Syed Farook used an iPhone issued by his employer, the San Bernardino County health department. However, federal investigators don't have the passcode. If they try to guess the code, they'll likely hit the maximum tries allowed before the phone automatically erases all its data.

The judge ordered Apple to create software allowing an infinite number of passcodes to be tried on Farook's phone without it erasing.

Tim Cook calls that software the equivalent of a master key that would threaten the security of every iPhone user.

What are the feds hoping to find on Farook's work phone? Once an iPhone turns into a "brick," can the erased information be recovered forensically? Does this precedent make it easier for the government to argue for the software in future cases? And if Apple succeeds in fighting this judge's decision, what's to keep prospective terrorists from using iPhones for all activities, knowing investigators can't get in?

Guests:

Julian Sanchez, a senior fellow at the Cato Institute and studies issues at the busy intersection of technology, privacy, and civil liberties, with a particular focus on national security and intelligence surveillance

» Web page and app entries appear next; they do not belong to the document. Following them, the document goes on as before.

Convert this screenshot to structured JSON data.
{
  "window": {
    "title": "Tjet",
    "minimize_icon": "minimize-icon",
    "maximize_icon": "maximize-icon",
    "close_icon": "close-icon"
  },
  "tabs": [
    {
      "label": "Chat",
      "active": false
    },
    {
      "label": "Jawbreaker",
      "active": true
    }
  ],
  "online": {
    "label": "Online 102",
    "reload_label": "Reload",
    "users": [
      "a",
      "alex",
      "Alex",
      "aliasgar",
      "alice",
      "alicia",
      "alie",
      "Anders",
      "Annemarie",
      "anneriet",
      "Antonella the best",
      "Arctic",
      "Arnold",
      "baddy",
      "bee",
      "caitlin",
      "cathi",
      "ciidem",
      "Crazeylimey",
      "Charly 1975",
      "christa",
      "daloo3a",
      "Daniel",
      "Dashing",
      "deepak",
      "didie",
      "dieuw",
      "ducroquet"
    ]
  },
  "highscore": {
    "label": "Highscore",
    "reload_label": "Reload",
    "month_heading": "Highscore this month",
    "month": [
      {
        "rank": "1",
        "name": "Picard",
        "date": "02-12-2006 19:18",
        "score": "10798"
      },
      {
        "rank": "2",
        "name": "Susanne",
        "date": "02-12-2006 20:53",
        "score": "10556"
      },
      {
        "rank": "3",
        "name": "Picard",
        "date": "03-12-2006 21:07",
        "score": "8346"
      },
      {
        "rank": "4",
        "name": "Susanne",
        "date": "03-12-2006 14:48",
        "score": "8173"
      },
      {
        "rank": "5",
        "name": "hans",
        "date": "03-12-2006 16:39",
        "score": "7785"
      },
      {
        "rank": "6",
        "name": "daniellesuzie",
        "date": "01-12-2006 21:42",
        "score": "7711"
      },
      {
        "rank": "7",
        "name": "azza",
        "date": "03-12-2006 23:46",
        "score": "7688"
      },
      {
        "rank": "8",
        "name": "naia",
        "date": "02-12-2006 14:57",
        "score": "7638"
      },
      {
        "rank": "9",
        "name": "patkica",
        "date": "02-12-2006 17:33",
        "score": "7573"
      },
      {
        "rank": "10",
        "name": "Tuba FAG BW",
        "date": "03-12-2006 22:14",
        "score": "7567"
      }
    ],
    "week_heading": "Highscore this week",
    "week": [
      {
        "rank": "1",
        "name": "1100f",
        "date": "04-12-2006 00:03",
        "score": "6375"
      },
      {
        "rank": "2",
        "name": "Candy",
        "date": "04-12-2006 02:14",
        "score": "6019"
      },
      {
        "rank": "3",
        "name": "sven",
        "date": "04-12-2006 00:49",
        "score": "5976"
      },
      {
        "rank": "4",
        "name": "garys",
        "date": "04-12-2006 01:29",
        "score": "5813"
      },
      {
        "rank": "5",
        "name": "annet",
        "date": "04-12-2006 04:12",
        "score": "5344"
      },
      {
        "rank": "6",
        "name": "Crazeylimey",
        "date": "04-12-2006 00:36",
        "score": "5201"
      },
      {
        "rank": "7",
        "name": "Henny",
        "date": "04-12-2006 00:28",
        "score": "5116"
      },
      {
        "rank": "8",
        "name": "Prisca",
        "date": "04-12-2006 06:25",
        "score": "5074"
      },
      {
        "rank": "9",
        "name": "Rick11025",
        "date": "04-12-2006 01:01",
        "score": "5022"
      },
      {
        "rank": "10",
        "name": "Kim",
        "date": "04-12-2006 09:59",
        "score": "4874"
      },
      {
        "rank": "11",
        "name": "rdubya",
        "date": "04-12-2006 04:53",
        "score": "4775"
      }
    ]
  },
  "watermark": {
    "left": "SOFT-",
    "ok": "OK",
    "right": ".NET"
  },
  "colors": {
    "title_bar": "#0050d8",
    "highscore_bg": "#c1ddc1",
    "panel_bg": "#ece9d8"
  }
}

Cedric Leighton, founder and president of Cedric Leighton Associates, a risk and leadership management consultancy. He is also a retired colonel in the US Air Force and the former Director for Training of the National Security Agency